Preventing burnout — finding balance

Now, let’s talk about some steps that most people (considering that the majority of people are not experiencing burnout) can do to achieve or maintain a long-term, healthy work-life balance. 

We also have to emphasize that the meaning of work-life balance is not the same for everyone. This is something very individual and everyone has to find for themselves the certain amount of time they want and can dedicate to work and a certain amount of time for the life part. There is no perfect formula, but you can sum it up like this: whatever makes you happy and keeps you away from burnout, while you still meet all the work deadlines! 🙂

However, if reading this made you think that you would be the happiest and have the best balance when working two hours, and having the rest twenty-two for yourself, don’t quit your job just yet. I’m not saying it’s not possible, but most people still work 40-hour work weeks. So, here are a few tips on keeping the work-life balance in this tempo.

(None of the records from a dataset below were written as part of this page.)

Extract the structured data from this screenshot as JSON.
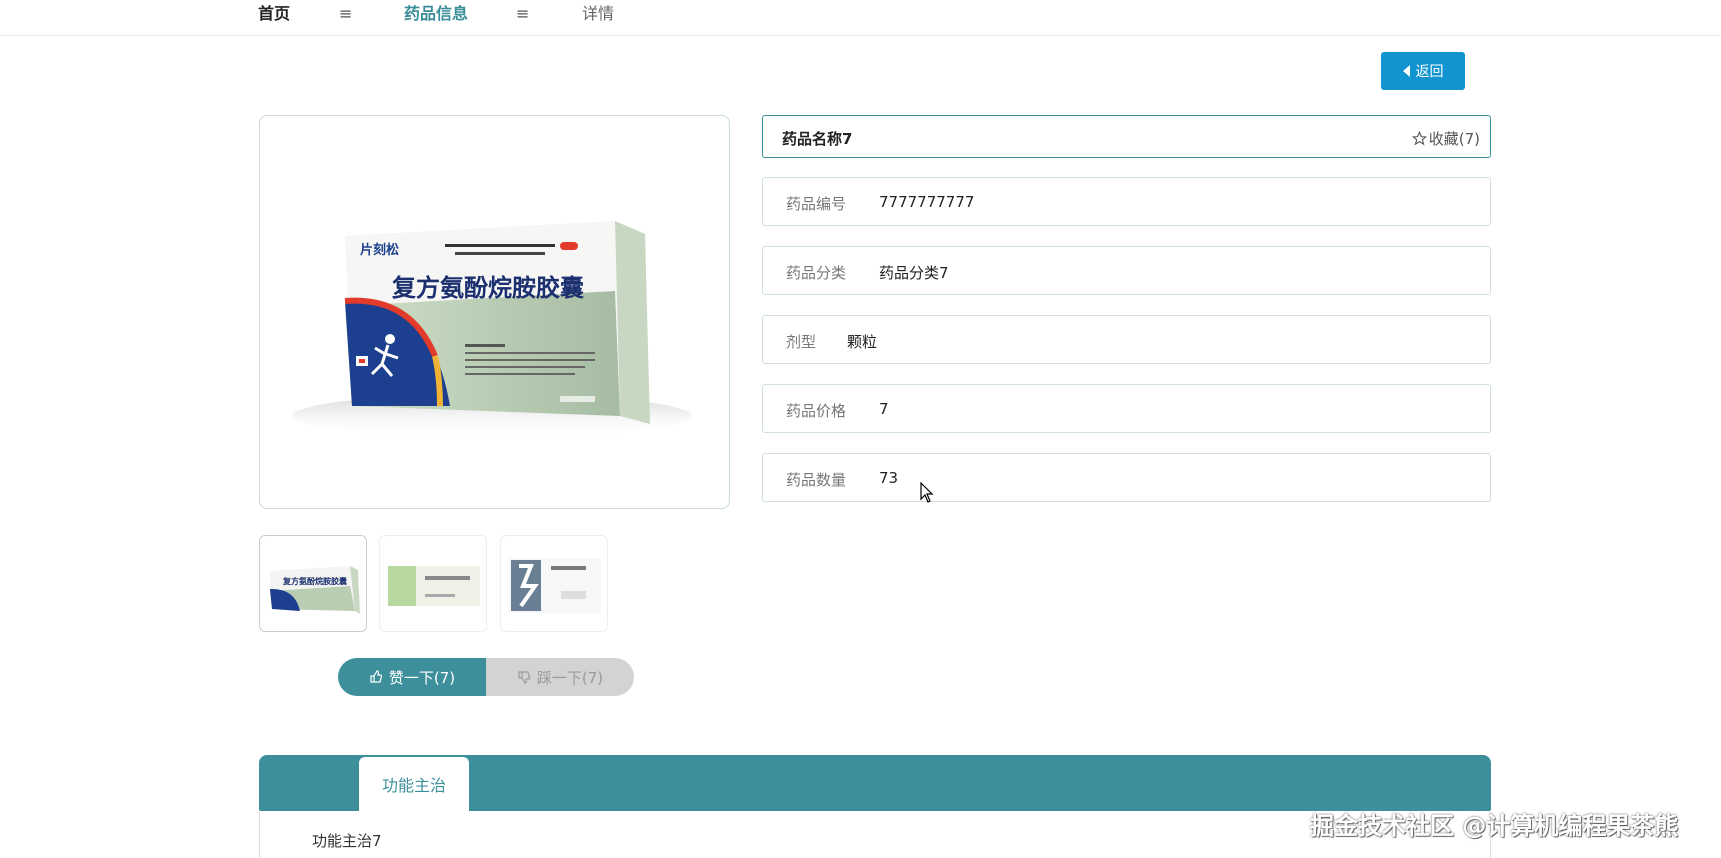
{
  "breadcrumb": {
    "home": "首页",
    "separator": "≡",
    "section": "药品信息",
    "current": "详情"
  },
  "back_button": {
    "label": "返回"
  },
  "product": {
    "name": "药品名称7",
    "favorite_label": "收藏(7)",
    "box_brand": "片刻松",
    "box_title": "复方氨酚烷胺胶囊",
    "rows": [
      {
        "label": "药品编号",
        "value": "7777777777"
      },
      {
        "label": "药品分类",
        "value": "药品分类7"
      },
      {
        "label": "剂型",
        "value": "颗粒"
      },
      {
        "label": "药品价格",
        "value": "7"
      },
      {
        "label": "药品数量",
        "value": "73"
      }
    ]
  },
  "thumbnails": [
    {
      "name": "thumb-1",
      "caption": "复方氨酚烷胺胶囊"
    },
    {
      "name": "thumb-2",
      "caption": ""
    },
    {
      "name": "thumb-3",
      "caption": ""
    }
  ],
  "vote": {
    "like_label": "赞一下(7)",
    "dislike_label": "踩一下(7)"
  },
  "tabs": [
    {
      "label": "功能主治",
      "active": true
    }
  ],
  "tab_content": "功能主治7",
  "watermark": "掘金技术社区 @计算机编程果茶熊",
  "colors": {
    "accent": "#3c8f9b",
    "back_button": "#1294d0",
    "dislike_bg": "#d3d3d3"
  }
}
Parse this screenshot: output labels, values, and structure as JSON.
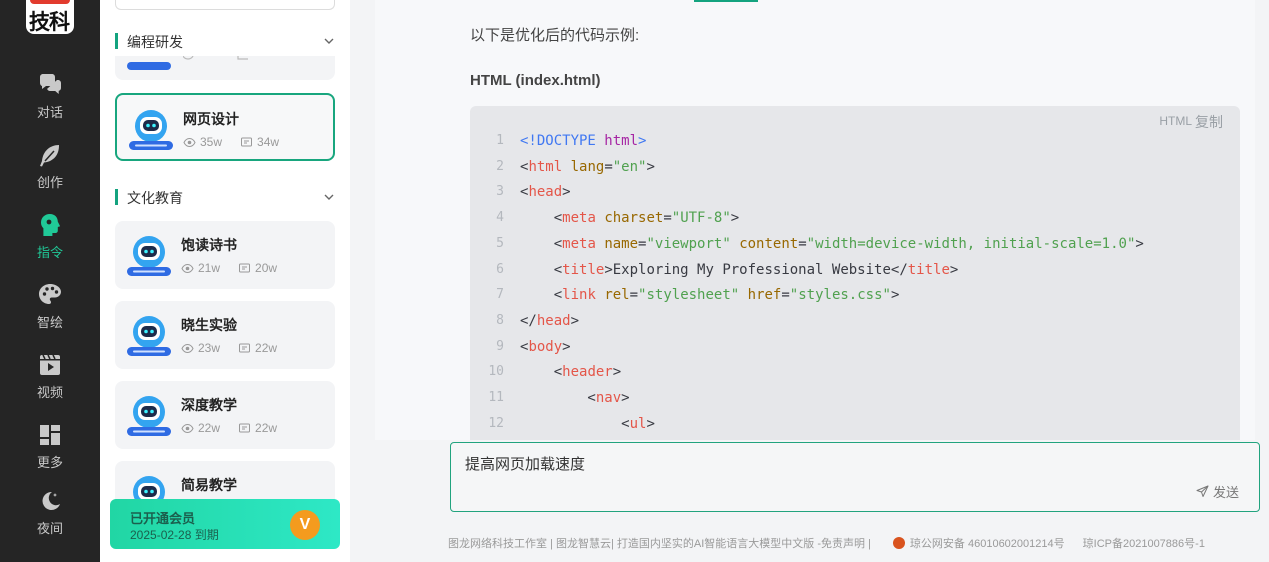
{
  "logo": {
    "text": "技科"
  },
  "rail": [
    {
      "label": "对话",
      "icon": "chat-icon",
      "active": false
    },
    {
      "label": "创作",
      "icon": "feather-icon",
      "active": false
    },
    {
      "label": "指令",
      "icon": "head-icon",
      "active": true
    },
    {
      "label": "智绘",
      "icon": "palette-icon",
      "active": false
    },
    {
      "label": "视频",
      "icon": "video-icon",
      "active": false
    },
    {
      "label": "更多",
      "icon": "grid-icon",
      "active": false
    },
    {
      "label": "夜间",
      "icon": "moon-icon",
      "active": false
    }
  ],
  "panel": {
    "categories": [
      {
        "label": "编程研发"
      },
      {
        "label": "文化教育"
      }
    ],
    "cards": [
      {
        "name": "网页设计",
        "views": "35w",
        "comments": "34w",
        "selected": true
      },
      {
        "name": "饱读诗书",
        "views": "21w",
        "comments": "20w",
        "selected": false
      },
      {
        "name": "晓生实验",
        "views": "23w",
        "comments": "22w",
        "selected": false
      },
      {
        "name": "深度教学",
        "views": "22w",
        "comments": "22w",
        "selected": false
      },
      {
        "name": "简易教学",
        "views": "",
        "comments": "",
        "selected": false
      }
    ],
    "vip": {
      "title": "已开通会员",
      "expiry": "2025-02-28 到期",
      "badge": "V"
    }
  },
  "main": {
    "intro": "以下是优化后的代码示例:",
    "heading": "HTML (index.html)",
    "code": {
      "lang": "HTML",
      "copy": "复制",
      "lines": [
        "<!DOCTYPE html>",
        "<html lang=\"en\">",
        "<head>",
        "    <meta charset=\"UTF-8\">",
        "    <meta name=\"viewport\" content=\"width=device-width, initial-scale=1.0\">",
        "    <title>Exploring My Professional Website</title>",
        "    <link rel=\"stylesheet\" href=\"styles.css\">",
        "</head>",
        "<body>",
        "    <header>",
        "        <nav>",
        "            <ul>"
      ]
    }
  },
  "composer": {
    "value": "提高网页加载速度",
    "send": "发送"
  },
  "footer": {
    "left": "图龙网络科技工作室 | 图龙智慧云| 打造国内坚实的AI智能语言大模型中文版 -免责声明 |",
    "police": "琼公网安备 46010602001214号",
    "icp": "琼ICP备2021007886号-1"
  },
  "colors": {
    "accent": "#14a37f",
    "rail_bg": "#252525",
    "vip_start": "#21d6a4",
    "vip_badge": "#f49b1e"
  }
}
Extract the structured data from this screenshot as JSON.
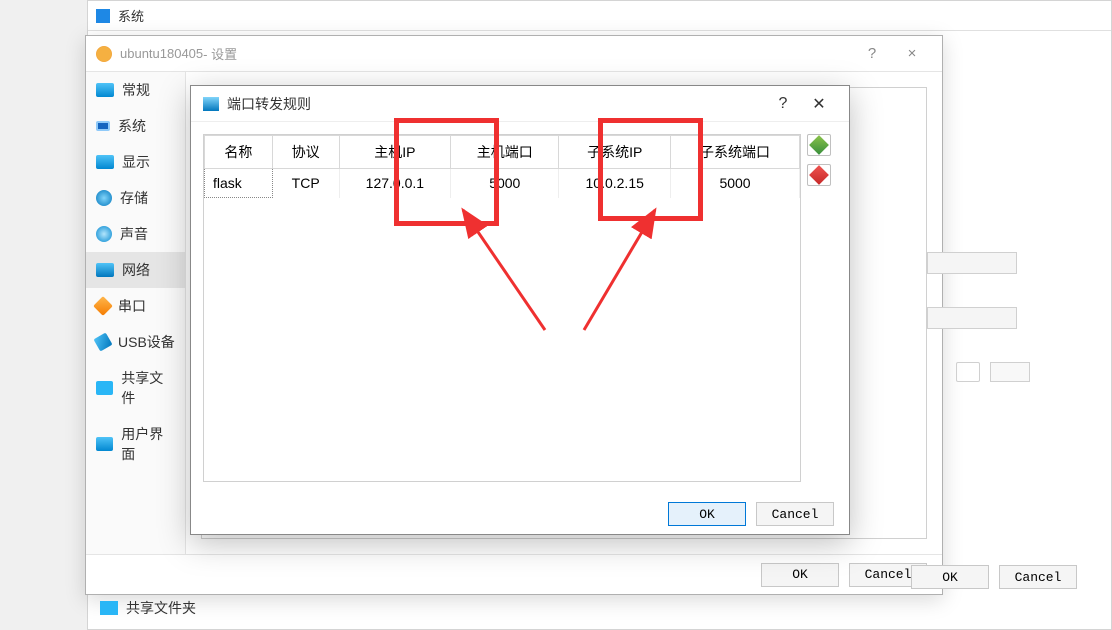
{
  "bg_window": {
    "title": "系统"
  },
  "settings": {
    "title_vm": "ubuntu180405",
    "title_suffix": " - 设置",
    "help": "?",
    "close": "×",
    "sidebar": [
      {
        "label": "常规"
      },
      {
        "label": "系统"
      },
      {
        "label": "显示"
      },
      {
        "label": "存储"
      },
      {
        "label": "声音"
      },
      {
        "label": "网络"
      },
      {
        "label": "串口"
      },
      {
        "label": "USB设备"
      },
      {
        "label": "共享文件"
      },
      {
        "label": "用户界面"
      }
    ],
    "ok": "OK",
    "cancel": "Cancel"
  },
  "pf": {
    "title": "端口转发规则",
    "help": "?",
    "close": "✕",
    "headers": {
      "name": "名称",
      "protocol": "协议",
      "host_ip": "主机IP",
      "host_port": "主机端口",
      "guest_ip": "子系统IP",
      "guest_port": "子系统端口"
    },
    "rows": [
      {
        "name": "flask",
        "protocol": "TCP",
        "host_ip": "127.0.0.1",
        "host_port": "5000",
        "guest_ip": "10.0.2.15",
        "guest_port": "5000"
      }
    ],
    "ok": "OK",
    "cancel": "Cancel"
  },
  "bottom": {
    "shared": "共享文件夹"
  },
  "outer": {
    "ok": "OK",
    "cancel": "Cancel"
  },
  "annotation": {
    "highlight_columns": [
      "host_ip",
      "guest_ip"
    ],
    "color": "#ef3030"
  }
}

  • Setting boundaries. Let’s start with the hard one. This might be a process, but it is recommended to set clear boundaries on work, clearly define your schedule and communicate it to your colleagues. This will help you separate private and work life and make it easier for you to separate from work – after work. 
  • Use flexibility in the best possible way – many employers today are very flexible and allow you to organize your time the way you want. For example, if you like working out in the morning, or having a long coffee in peace before work, simply start working later in the day. If you are an early bird that likes to focus in the morning, start early and use the afternoon for your hobbies. In short, tailor the work according to yourself. Here in Degordian, we have the huge flexibility and trust, and we hope that the other companies will see the benefits of that approach as well. Read more about our benefits here.
  • Set priorities. Think about what your true values and priorities in life are. What really matters to you in the long run? Think like this and it might become more clear where you want to invest your time. 
  • Setting priorities also applies to your work — set clear priorities for the day, week and month and stay focused on the tasks that matter most. You can delegate other tasks or complete them when the important ones are done.
  • Organize your time. Time management is a very important skill for today, and of course, it can be learned. Planning your week and day in advance will help you increase efficiency and reduce stress. Be realistic while planning, and keep in mind all the important parts of work and personal life you want to include.
  • Take the time for friends, family and yourself — don’t forget to dedicate time for your loved ones and the ones you are the closest with. Invest in meaningful relationships, and also take time for yourself and things you enjoy – hobbies etc.
  • Take care of your health. As mentioned before, it is essential that you eat and sleep regularly, exercise, and relax. 
  • In your free time (after work) and on vacation, try to really unplug and live in the moment, really being there for the activities you enjoy. Quality time will help you unwind, relax and charge your batteries.
  • No screen time — a lot of our time goes to online communication or scrolling our phone. A lot of people also work on their computers all day long, so taking some time without technology and focusing on the “real world” can help you detach from work.

In conclusion, we have to be aware that our mental health is our own responsibility. We are aware that this is sometimes easier said than done and that external factors (like your boss or amount of work) play a significant role in handling work-related stress. If you are facing burnout, we recommend you contact a mental health expert. The information in this text is not intended as mental health advice and it is purely of informative nature, but we hope this tips will be useful to help you maintain a healthy work-life balance! 🙂